Beardsley will forever be remembered as Oakwood’s first president. He was also a kind and well-spoken gentleman who firmly believed in the benefits derived from a quality Christian education. Beardsley’s commitment to learning and service is succinctly stated in his own words: “Pray God to fill you so full of His spirit of work, that you will talk Christian education to everyone you meet. Let us get every youth in this denomination into our schools, and prepare him for a place of service in the Lord’s work.”10
Beardsley J. I. J. I. Beardsley to Oakwood Community, August 9, 1922. Oakwood University Archives.
Beardsley File Document. Oakwood University Archives.
Dixon, Minneola. “Letters From President Beardsley,” Oakwood Heritage Moments Radio Program, Disk 1, Series 9 Track 2. Oral Transcript, April—September 2004. Oakwood University Archives.
“James I. Beardsley, 1917–1923,” Oakwood University Archives.
“Oakwood’s First College President: James I. Beardsley, 1917–1923.” Oakwood University Archives.
O’Brien, Iowa. Marriage Record. Iowa Department of Public Health, Des Moines, Iowa.
“Sustentation Fund Application—Aural Jordan Beardsley.” April 12, 1942. Oakwood University Archives.
“James I. Beardsley, 1917–1923,” Oakwood University Archives.↩
O’Brien, Iowa, Marriage Record (1909), James Irving Beardsley and Aural Brown Jordan, Iowa Department of Public Health, Des Moines, Iowa.↩
“James I. Beardsley, 1917–1923.” See also “Sustentation Fund Application—Aural Jordan Beardsley,” April 12, 1942, Oakwood University Archives.↩
Beardsley File Document, Oakwood University Archives.↩
“Oakwood’s First College President: James I. Beardsley, 1917–1923,” Oakwood University Archives.↩
Minneola Dixon, “Letters From President Beardsley,” Oakwood Heritage Moments radio program, Disk 1, Series 9, Track 2, Oral Transcript, April–September 2004, Oakwood University Archives. See also J. I. Beardsley to Oakwood Community, August 9, 1922, Oakwood University Archives.↩
Beardsley File Document, Oakwood University Archives.↩
“James I. Beardsley, 1917–1923,” Oakwood University Archives.

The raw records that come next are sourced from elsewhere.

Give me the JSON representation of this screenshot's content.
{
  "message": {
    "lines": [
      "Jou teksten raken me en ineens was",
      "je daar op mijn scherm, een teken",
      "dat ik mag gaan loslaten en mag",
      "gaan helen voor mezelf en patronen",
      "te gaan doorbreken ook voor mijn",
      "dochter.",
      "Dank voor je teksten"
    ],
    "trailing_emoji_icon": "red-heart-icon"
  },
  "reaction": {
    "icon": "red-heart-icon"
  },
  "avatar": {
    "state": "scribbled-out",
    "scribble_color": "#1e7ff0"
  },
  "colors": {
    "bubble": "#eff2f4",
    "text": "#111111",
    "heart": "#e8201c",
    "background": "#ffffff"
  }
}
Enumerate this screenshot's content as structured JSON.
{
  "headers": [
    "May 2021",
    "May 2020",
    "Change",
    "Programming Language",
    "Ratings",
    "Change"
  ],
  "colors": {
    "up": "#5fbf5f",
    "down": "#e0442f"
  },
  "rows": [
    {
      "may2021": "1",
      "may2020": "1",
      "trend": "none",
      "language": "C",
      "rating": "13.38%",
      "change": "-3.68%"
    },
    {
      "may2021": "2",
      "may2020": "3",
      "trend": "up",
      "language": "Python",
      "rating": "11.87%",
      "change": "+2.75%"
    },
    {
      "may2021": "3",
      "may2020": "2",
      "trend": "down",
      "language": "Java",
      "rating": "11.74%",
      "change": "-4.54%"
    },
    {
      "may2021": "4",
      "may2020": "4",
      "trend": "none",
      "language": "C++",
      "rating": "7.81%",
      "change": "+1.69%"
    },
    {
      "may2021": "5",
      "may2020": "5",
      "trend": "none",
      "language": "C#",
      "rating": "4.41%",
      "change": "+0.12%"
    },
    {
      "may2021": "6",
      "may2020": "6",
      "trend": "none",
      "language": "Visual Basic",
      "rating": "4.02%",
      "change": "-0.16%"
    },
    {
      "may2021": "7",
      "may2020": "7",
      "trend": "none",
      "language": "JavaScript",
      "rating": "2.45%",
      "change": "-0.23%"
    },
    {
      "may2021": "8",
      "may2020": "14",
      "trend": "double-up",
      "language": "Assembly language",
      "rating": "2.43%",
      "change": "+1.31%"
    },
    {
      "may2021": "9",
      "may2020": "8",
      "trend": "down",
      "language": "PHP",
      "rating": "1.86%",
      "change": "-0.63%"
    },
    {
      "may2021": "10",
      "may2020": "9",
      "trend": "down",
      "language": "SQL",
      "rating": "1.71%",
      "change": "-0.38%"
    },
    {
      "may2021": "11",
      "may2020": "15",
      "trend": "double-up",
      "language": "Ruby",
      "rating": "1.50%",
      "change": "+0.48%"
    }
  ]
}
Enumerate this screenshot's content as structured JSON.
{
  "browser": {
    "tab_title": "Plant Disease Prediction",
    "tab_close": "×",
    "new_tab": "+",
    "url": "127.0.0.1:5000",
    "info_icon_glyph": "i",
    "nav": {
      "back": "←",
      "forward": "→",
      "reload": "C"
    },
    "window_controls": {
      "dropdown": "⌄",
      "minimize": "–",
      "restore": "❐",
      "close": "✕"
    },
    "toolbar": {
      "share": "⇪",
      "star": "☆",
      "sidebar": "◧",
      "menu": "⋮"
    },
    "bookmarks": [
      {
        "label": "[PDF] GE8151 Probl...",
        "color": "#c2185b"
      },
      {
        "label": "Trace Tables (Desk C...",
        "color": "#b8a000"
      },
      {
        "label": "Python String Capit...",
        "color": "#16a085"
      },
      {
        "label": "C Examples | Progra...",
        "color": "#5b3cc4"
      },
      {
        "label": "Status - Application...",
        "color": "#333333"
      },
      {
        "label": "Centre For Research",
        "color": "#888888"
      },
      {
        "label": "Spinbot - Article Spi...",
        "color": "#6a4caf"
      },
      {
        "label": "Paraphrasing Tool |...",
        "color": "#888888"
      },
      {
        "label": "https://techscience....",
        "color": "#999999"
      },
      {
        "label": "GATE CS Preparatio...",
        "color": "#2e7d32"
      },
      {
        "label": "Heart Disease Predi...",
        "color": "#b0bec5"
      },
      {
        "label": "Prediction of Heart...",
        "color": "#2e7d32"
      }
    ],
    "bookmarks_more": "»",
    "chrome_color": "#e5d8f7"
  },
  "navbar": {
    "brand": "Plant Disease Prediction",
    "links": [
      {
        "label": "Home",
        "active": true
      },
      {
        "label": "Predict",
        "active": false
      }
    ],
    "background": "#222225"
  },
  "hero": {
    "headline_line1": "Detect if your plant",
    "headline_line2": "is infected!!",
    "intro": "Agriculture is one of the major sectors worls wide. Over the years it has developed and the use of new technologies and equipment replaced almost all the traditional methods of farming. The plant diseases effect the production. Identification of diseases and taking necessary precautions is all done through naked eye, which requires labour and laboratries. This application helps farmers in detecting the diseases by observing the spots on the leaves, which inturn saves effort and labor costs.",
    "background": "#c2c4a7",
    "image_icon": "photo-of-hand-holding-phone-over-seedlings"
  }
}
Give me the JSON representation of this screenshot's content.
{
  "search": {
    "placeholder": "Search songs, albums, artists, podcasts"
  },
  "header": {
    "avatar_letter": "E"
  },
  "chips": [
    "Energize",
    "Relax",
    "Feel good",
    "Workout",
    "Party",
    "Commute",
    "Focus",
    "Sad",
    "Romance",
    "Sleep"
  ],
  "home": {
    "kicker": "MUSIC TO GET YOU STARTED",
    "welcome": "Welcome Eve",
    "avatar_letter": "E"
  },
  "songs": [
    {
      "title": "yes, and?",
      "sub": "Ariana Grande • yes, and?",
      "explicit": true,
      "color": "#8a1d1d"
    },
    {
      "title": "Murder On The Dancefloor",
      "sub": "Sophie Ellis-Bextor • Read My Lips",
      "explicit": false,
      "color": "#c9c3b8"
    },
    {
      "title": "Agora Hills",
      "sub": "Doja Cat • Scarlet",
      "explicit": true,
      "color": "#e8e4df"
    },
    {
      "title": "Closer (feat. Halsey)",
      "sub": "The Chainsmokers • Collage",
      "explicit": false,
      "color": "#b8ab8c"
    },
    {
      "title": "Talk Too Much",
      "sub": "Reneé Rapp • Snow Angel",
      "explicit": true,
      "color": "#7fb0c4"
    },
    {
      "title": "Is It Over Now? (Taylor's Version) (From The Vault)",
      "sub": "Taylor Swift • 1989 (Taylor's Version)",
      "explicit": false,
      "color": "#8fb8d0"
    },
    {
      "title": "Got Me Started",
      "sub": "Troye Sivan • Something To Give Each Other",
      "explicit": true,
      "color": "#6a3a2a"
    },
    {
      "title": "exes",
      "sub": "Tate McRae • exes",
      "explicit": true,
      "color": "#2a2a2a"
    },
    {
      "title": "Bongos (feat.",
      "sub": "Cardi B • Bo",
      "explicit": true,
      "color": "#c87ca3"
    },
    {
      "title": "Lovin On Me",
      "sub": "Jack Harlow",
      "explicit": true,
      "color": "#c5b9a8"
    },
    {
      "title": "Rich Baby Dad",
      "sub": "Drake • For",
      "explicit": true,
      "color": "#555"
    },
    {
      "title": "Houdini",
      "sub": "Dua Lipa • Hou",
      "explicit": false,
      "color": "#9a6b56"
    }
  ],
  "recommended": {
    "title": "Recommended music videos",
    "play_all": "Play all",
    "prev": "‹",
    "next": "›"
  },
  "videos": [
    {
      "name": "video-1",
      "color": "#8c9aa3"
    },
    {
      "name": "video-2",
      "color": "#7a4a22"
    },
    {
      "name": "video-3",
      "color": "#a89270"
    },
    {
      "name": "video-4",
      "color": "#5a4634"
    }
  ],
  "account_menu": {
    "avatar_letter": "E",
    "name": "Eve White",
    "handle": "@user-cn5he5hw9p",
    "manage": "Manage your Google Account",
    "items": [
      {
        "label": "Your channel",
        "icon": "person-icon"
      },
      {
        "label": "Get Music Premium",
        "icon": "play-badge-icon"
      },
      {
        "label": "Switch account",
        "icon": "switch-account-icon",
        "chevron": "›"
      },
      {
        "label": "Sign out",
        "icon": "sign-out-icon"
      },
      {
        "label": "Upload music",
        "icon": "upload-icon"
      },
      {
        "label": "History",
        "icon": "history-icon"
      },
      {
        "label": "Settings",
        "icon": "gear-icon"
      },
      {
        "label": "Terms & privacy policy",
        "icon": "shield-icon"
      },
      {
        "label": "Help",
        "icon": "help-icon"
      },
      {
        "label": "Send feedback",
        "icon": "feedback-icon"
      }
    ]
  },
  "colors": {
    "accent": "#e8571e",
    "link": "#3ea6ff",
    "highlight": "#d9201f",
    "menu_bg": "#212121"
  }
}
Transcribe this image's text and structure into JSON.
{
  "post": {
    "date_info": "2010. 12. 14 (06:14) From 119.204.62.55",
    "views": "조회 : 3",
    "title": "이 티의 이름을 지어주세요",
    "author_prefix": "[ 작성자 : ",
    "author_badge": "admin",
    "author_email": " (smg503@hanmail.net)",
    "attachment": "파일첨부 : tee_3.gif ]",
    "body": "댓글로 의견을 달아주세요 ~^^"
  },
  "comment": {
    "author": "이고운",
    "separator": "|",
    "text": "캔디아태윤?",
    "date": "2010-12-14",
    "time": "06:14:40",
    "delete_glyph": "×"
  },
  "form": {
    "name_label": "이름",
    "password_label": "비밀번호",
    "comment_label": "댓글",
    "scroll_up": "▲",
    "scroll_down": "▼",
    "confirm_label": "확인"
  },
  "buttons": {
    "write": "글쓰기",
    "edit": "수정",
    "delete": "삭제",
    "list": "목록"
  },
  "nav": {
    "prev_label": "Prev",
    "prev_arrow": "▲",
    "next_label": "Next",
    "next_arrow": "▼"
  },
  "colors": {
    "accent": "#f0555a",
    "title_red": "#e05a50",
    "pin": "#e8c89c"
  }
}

See also “Sustentation Fund Application—Aural Jordan Beardsley,” April 12, 1942, Oakwood University Archives.↩
J. I. Beardsley to Oakwood Community, August 9, 1922, Oakwood University Archives.↩